Task prompt
Which lines below contain the word "超级管理员"? Copy each one.

· · · · · · ·

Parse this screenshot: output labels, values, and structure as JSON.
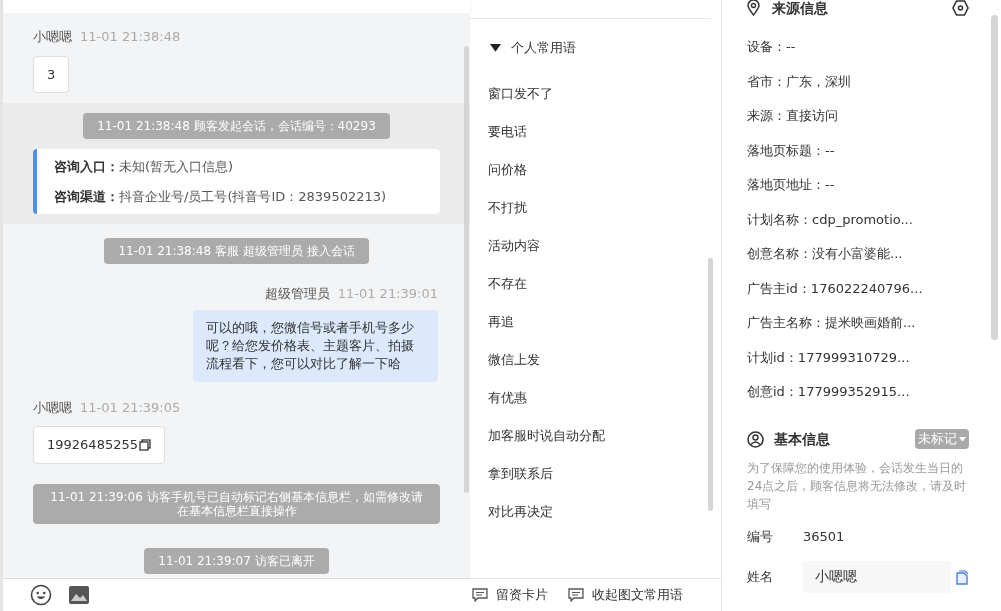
{
  "chat": {
    "messages": [
      {
        "kind": "visitor",
        "sender": "小嗯嗯",
        "time": "11-01 21:38:48",
        "text": "3",
        "copyable": false
      },
      {
        "kind": "session_start",
        "text": "11-01 21:38:48 顾客发起会话，会话编号：40293",
        "rows": [
          {
            "label": "咨询入口：",
            "value": "未知(暂无入口信息)"
          },
          {
            "label": "咨询渠道：",
            "value": "抖音企业号/员工号(抖音号ID：2839502213)"
          }
        ]
      },
      {
        "kind": "system",
        "text": "11-01 21:38:48 客服 超级管理员 接入会话"
      },
      {
        "kind": "agent",
        "sender": "超级管理员",
        "time": "11-01 21:39:01",
        "text": "可以的哦，您微信号或者手机号多少呢？给您发价格表、主题客片、拍摄流程看下，您可以对比了解一下哈"
      },
      {
        "kind": "visitor",
        "sender": "小嗯嗯",
        "time": "11-01 21:39:05",
        "text": "19926485255",
        "copyable": true
      },
      {
        "kind": "system",
        "text": "11-01 21:39:06 访客手机号已自动标记右侧基本信息栏，如需修改请在基本信息栏直接操作"
      },
      {
        "kind": "system",
        "text": "11-01 21:39:07 访客已离开"
      }
    ]
  },
  "quick_replies": {
    "group": {
      "title": "个人常用语",
      "expanded": true
    },
    "items": [
      "窗口发不了",
      "要电话",
      "问价格",
      "不打扰",
      "活动内容",
      "不存在",
      "再追",
      "微信上发",
      "有优惠",
      "加客服时说自动分配",
      "拿到联系后",
      "对比再决定"
    ],
    "footer": [
      "留资卡片",
      "收起图文常用语"
    ]
  },
  "source_info": {
    "title": "来源信息",
    "fields": [
      "设备：--",
      "省市：广东，深圳",
      "来源：直接访问",
      "落地页标题：--",
      "落地页地址：--",
      "计划名称：cdp_promotio...",
      "创意名称：没有小富婆能...",
      "广告主id：176022240796...",
      "广告主名称：提米映画婚前...",
      "计划id：177999310729...",
      "创意id：177999352915..."
    ]
  },
  "basic_info": {
    "title": "基本信息",
    "tag": "未标记",
    "notice": "为了保障您的使用体验，会话发生当日的24点之后，顾客信息将无法修改，请及时填写",
    "number_label": "编号",
    "number": "36501",
    "name_label": "姓名",
    "name": "小嗯嗯"
  }
}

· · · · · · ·

Solution to this exercise
        "text": "11-01 21:38:48 客服 超级管理员 接入会话"
        "sender": "超级管理员",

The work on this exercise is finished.